_DATA EXTRACTS_
----------
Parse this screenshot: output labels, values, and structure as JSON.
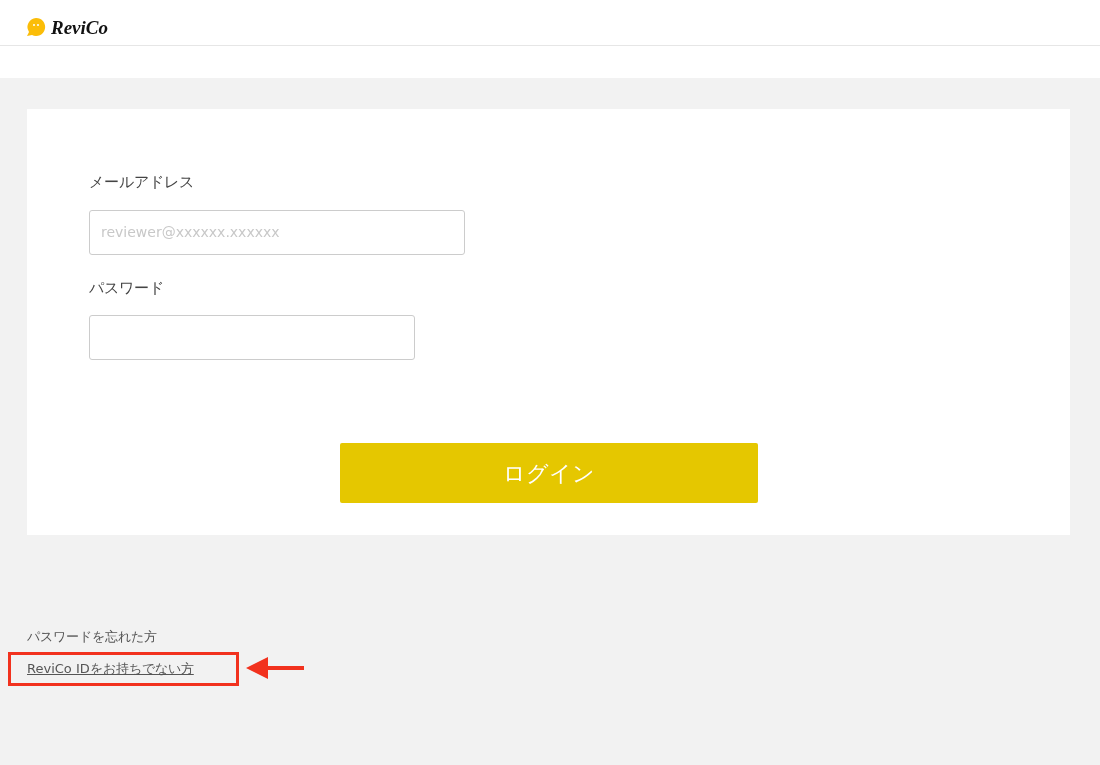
{
  "header": {
    "logo_text": "ReviCo"
  },
  "form": {
    "fields": [
      {
        "label": "メールアドレス",
        "placeholder": "reviewer@xxxxxx.xxxxxx",
        "kind": "email"
      },
      {
        "label": "パスワード",
        "kind": "password"
      }
    ],
    "submit": "ログイン"
  },
  "links": [
    {
      "text": "パスワードを忘れた方",
      "highlighted": false
    },
    {
      "text": "ReviCo IDをお持ちでない方",
      "highlighted": true
    }
  ]
}
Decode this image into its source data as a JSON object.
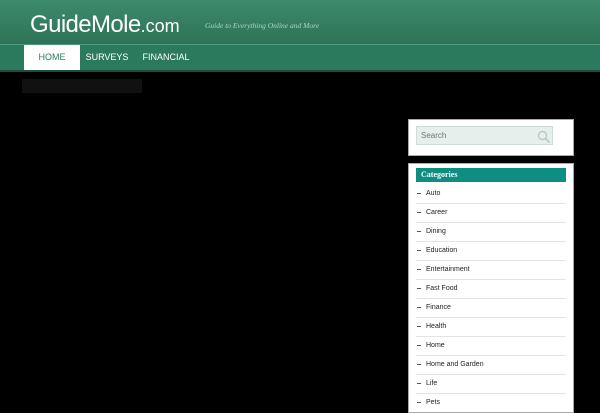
{
  "header": {
    "logo_main": "GuideMole",
    "logo_tld": ".com",
    "tagline": "Guide to Everything Online and More",
    "background": "#2e7357"
  },
  "nav": {
    "items": [
      {
        "label": "HOME",
        "active": true
      },
      {
        "label": "SURVEYS",
        "active": false
      },
      {
        "label": "FINANCIAL",
        "active": false
      }
    ]
  },
  "sidebar": {
    "search_placeholder": "Search",
    "categories_title": "Categories",
    "categories": [
      "Auto",
      "Career",
      "Dining",
      "Education",
      "Entertainment",
      "Fast Food",
      "Finance",
      "Health",
      "Home",
      "Home and Garden",
      "Life",
      "Pets"
    ]
  },
  "colors": {
    "accent": "#0e8e82",
    "nav_active_text": "#2f7e60",
    "page_background": "#000000"
  }
}
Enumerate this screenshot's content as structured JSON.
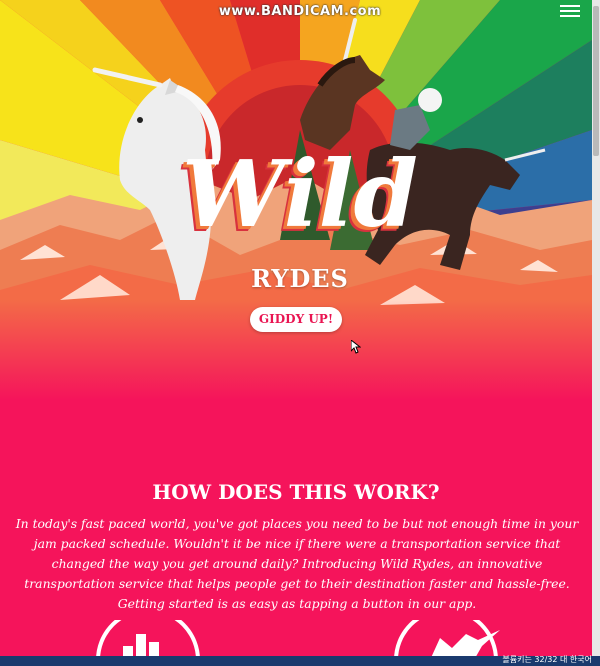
{
  "watermark": {
    "text": "www.BANDICAM.com"
  },
  "header": {
    "menu_icon": "hamburger-menu-icon"
  },
  "hero": {
    "logo_wild": "Wild",
    "logo_rydes": "RYDES",
    "cta_label": "GIDDY UP!"
  },
  "section": {
    "title": "HOW DOES THIS WORK?",
    "body": "In today's fast paced world, you've got places you need to be but not enough time in your jam packed schedule. Wouldn't it be nice if there were a transportation service that changed the way you get around daily? Introducing Wild Rydes, an innovative transportation service that helps people get to their destination faster and hassle-free. Getting started is as easy as tapping a button in our app."
  },
  "features": [
    {
      "icon": "building-icon"
    },
    {
      "icon": "unicorn-icon"
    }
  ],
  "taskbar": {
    "text": "볼륨키는 32/32  대  한국어"
  },
  "colors": {
    "accent": "#f5145b",
    "cta_text": "#e91552",
    "white": "#ffffff"
  }
}
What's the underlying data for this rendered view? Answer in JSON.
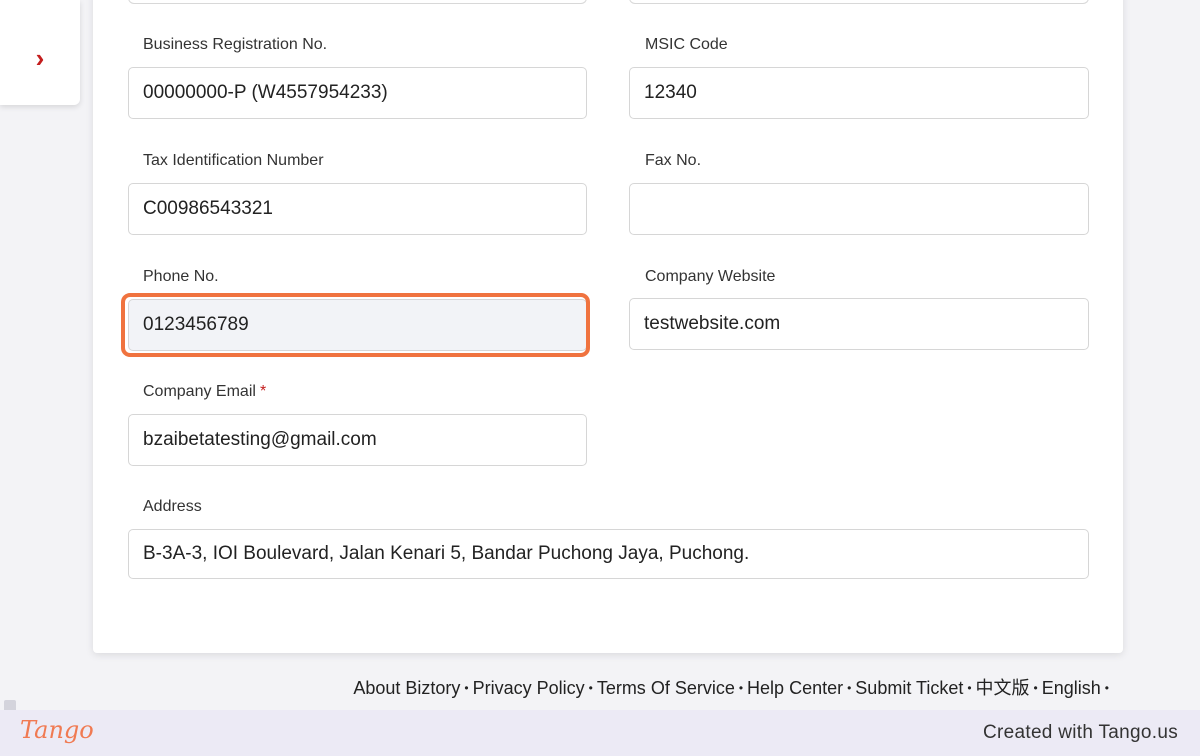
{
  "sidebar": {
    "toggle_icon": "chevron-right-icon",
    "toggle_glyph": "›"
  },
  "form": {
    "business_registration": {
      "label": "Business Registration No.",
      "value": "00000000-P (W4557954233)"
    },
    "msic_code": {
      "label": "MSIC Code",
      "value": "12340"
    },
    "tax_id": {
      "label": "Tax Identification Number",
      "value": "C00986543321"
    },
    "fax": {
      "label": "Fax No.",
      "value": ""
    },
    "phone": {
      "label": "Phone No.",
      "value": "0123456789"
    },
    "website": {
      "label": "Company Website",
      "value": "testwebsite.com"
    },
    "email": {
      "label": "Company Email",
      "required_mark": "*",
      "value": "bzaibetatesting@gmail.com"
    },
    "address": {
      "label": "Address",
      "value": "B-3A-3, IOI Boulevard, Jalan Kenari 5, Bandar Puchong Jaya, Puchong."
    }
  },
  "footer": {
    "links": [
      "About Biztory",
      "Privacy Policy",
      "Terms Of Service",
      "Help Center",
      "Submit Ticket",
      "中文版",
      "English"
    ],
    "separator": "•"
  },
  "tango": {
    "logo": "Tango",
    "credit": "Created with Tango.us"
  },
  "colors": {
    "accent": "#c41e1e",
    "highlight": "#f0733f",
    "tango_bar": "#eceaf5"
  }
}
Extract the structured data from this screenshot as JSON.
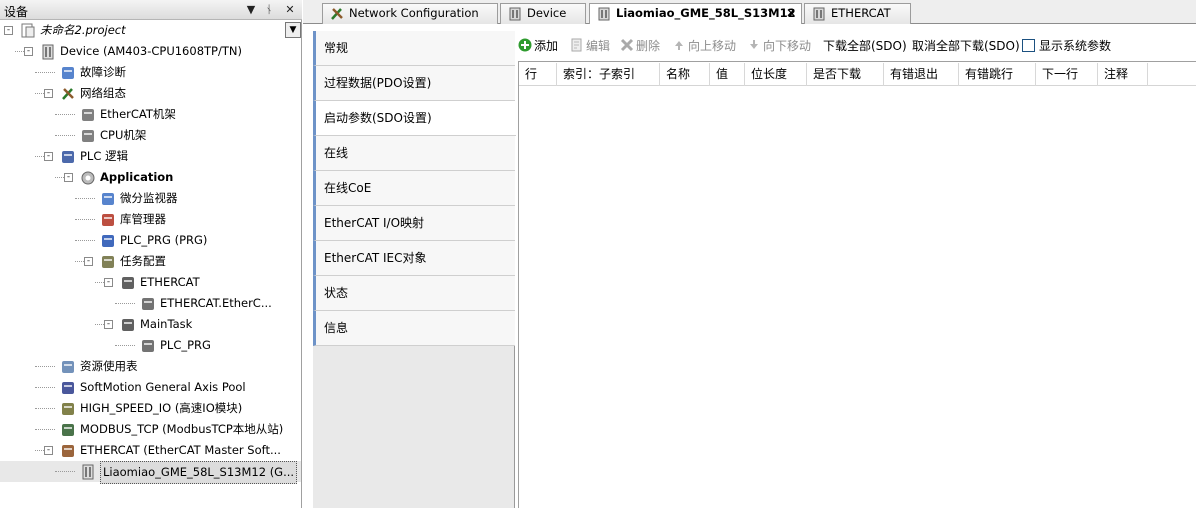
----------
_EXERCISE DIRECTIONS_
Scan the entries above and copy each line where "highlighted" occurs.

_OUTPUT BELOW_
      "highlighted": false
      "highlighted": true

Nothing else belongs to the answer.